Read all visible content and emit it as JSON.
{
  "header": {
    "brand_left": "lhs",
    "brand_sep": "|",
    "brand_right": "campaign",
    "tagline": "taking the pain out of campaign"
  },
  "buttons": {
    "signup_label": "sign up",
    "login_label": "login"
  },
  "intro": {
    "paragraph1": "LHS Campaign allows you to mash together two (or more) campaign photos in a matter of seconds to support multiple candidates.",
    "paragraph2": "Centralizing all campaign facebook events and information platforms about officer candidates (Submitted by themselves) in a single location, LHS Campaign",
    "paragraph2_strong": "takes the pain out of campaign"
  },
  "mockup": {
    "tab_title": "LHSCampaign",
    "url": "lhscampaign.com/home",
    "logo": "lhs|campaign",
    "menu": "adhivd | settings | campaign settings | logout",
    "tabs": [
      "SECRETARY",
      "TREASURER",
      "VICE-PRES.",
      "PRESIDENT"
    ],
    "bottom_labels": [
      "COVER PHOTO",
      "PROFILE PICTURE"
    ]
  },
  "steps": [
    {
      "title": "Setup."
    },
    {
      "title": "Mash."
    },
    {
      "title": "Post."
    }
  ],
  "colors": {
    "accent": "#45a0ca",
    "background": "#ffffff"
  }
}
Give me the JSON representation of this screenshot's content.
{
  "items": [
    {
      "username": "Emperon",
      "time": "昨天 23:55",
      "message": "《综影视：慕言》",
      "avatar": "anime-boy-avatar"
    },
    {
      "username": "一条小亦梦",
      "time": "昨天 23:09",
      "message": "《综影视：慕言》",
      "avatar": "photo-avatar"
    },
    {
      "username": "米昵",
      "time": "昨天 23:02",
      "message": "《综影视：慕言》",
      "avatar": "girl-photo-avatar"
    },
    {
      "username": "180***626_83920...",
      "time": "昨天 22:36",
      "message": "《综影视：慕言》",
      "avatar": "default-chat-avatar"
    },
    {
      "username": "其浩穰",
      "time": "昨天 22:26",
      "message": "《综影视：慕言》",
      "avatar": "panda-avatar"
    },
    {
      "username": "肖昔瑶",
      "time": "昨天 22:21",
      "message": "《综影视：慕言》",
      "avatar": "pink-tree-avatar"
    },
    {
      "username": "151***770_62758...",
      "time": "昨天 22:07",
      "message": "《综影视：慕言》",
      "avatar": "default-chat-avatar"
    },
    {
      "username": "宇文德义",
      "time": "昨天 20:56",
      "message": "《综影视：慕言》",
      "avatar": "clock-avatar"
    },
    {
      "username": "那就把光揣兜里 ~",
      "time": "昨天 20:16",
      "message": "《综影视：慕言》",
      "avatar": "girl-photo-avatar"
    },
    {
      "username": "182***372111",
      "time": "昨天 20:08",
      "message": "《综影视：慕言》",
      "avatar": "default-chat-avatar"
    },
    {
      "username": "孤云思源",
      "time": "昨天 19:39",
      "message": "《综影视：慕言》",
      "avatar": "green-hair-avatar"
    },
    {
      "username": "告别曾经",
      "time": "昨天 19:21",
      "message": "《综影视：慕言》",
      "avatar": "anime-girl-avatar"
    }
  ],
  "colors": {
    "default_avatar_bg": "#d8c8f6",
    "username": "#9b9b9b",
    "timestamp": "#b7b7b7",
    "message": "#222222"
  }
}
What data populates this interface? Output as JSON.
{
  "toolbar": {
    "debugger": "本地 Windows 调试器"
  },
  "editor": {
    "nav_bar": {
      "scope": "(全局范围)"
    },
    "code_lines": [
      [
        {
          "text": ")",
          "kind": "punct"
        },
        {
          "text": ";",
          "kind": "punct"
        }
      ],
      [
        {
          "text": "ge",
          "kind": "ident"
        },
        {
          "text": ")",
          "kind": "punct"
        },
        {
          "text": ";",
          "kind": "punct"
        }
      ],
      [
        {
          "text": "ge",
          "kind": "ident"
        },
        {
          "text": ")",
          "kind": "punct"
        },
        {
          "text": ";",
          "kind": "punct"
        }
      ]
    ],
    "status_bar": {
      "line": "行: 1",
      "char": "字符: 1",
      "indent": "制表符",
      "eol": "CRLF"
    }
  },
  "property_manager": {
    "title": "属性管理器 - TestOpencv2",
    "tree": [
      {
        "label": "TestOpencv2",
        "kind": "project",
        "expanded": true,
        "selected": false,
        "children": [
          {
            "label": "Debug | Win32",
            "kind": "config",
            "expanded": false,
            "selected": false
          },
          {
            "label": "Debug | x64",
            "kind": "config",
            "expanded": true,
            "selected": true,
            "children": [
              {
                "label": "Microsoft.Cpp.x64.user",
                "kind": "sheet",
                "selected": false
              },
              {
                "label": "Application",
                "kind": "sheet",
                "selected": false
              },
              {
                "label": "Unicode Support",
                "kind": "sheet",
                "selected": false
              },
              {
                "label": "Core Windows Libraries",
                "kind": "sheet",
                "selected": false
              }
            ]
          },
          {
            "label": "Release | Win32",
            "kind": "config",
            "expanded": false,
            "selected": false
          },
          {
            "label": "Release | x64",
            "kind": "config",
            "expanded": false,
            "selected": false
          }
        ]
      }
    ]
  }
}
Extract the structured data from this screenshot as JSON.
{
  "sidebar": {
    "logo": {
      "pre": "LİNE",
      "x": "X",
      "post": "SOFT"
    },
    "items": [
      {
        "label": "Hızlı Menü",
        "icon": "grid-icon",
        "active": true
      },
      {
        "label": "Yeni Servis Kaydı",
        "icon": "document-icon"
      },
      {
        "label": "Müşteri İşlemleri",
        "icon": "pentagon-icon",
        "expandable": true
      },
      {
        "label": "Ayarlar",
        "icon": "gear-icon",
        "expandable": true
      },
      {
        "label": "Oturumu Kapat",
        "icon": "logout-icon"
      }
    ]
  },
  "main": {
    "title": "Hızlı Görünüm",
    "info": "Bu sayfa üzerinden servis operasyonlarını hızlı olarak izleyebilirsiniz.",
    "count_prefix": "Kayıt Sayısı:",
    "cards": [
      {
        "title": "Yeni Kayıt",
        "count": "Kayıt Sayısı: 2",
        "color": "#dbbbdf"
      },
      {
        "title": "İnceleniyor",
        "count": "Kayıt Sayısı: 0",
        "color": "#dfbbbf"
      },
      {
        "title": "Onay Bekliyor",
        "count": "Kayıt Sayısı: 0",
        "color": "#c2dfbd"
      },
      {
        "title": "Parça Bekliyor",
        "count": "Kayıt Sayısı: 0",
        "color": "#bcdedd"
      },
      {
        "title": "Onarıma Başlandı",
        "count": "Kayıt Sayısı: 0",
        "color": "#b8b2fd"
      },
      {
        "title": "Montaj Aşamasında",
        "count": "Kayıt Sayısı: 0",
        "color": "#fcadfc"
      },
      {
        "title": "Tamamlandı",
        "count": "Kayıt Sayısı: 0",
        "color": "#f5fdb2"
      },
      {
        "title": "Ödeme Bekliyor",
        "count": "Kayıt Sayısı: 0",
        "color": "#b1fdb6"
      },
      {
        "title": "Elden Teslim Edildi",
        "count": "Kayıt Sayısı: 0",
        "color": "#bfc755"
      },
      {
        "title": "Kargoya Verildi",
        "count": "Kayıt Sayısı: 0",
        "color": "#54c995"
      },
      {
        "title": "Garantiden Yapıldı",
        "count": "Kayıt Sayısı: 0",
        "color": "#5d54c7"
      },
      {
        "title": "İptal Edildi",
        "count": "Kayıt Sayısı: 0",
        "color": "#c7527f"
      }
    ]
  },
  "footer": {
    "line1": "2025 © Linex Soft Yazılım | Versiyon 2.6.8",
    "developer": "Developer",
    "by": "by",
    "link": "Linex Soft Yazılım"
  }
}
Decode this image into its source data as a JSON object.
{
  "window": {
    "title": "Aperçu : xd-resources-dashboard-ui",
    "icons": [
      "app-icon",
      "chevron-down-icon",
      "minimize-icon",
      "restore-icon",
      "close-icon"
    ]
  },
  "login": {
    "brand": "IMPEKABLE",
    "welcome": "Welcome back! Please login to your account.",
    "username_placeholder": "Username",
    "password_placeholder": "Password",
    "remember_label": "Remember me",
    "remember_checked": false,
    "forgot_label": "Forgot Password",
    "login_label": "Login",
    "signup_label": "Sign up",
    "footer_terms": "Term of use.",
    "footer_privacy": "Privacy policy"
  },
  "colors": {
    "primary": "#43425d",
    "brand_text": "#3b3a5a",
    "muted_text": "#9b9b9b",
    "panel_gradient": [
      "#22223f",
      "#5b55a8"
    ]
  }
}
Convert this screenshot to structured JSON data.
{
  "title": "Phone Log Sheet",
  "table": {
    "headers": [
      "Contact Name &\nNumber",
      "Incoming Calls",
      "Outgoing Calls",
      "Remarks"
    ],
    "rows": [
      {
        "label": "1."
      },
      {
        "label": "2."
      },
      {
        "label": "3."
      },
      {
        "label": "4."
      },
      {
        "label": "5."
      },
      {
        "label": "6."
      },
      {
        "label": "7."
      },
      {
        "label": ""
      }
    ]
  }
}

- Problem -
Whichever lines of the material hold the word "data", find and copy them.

- Solution -
What data populates this interface? Output as JSON.
Extract the structured data from this screenshot as JSON.
Decode this image into its source data as a JSON object.
Convert this screenshot to structured JSON data.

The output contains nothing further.